European Tax Controversies: A British-Dutch Debate: Back to Basics and Is the ECJ Consistent?

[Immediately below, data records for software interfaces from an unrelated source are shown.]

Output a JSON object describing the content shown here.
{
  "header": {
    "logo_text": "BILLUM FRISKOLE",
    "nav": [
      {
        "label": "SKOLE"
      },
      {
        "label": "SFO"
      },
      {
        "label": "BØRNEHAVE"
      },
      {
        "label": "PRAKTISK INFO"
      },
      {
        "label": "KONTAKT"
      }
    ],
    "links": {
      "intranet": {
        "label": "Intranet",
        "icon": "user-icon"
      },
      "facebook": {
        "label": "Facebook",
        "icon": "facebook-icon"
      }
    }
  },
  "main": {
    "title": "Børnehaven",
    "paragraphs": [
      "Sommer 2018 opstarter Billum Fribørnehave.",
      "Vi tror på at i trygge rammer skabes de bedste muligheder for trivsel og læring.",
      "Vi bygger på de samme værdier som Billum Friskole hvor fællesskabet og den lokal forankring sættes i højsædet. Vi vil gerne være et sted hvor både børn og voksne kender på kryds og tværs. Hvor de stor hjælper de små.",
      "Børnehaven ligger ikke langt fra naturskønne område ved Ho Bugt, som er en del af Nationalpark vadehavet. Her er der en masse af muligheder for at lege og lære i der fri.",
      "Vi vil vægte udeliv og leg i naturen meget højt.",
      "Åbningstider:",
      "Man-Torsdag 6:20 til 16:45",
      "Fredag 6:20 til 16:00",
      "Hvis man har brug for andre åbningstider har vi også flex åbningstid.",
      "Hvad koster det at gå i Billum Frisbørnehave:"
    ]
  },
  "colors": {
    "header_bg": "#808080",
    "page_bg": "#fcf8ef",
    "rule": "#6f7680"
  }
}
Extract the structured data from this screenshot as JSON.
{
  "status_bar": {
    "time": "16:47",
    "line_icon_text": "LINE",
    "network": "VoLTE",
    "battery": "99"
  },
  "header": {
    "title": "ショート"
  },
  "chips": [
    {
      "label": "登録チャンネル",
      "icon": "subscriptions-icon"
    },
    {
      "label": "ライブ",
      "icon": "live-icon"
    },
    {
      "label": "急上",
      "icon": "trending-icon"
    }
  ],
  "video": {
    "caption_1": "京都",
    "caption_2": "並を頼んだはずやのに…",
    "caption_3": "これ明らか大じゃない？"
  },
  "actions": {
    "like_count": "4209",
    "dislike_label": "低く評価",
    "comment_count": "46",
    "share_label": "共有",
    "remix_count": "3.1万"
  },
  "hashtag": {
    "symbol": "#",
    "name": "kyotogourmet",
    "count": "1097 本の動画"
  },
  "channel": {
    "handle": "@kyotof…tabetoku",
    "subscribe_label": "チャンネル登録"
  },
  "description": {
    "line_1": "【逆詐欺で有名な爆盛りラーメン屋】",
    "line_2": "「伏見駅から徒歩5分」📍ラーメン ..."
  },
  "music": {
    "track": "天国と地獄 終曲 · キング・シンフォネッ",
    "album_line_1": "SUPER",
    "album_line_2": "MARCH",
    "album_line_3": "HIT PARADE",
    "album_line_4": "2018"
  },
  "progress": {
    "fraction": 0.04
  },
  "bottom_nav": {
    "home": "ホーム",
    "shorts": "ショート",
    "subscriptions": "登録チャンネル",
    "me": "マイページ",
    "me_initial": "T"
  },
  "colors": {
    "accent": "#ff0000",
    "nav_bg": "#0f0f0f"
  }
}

This article is the second in a series of seminal articles in which the author examines some of the key debates concerning the direct tax jurisprudence of the Court of Justice of the European Union (ECJ). The author effectively argues that the direct tax jurisprudence of the ECJ is extremely consistent and that much of the criticism of the Court’s jurisprudence in the scholarly literature is wrong, ill-considered and inappropriate. In this article, the author critically examines the recent publications of two leading Dutch academics and tax practitioners and demonstrates that there is an alternative view of the issues raised in their publications which demonstrates that the Court’s jurisprudence is entirely consistent. In the final part, the author demonstrates how the Court in its direct tax jurisprudence applies the national treatment principle from both an origin and a host Member State perspective and the author explains the significance of why a comparator relating to an origin Member State situation differs from a comparator involving a host Member State situation.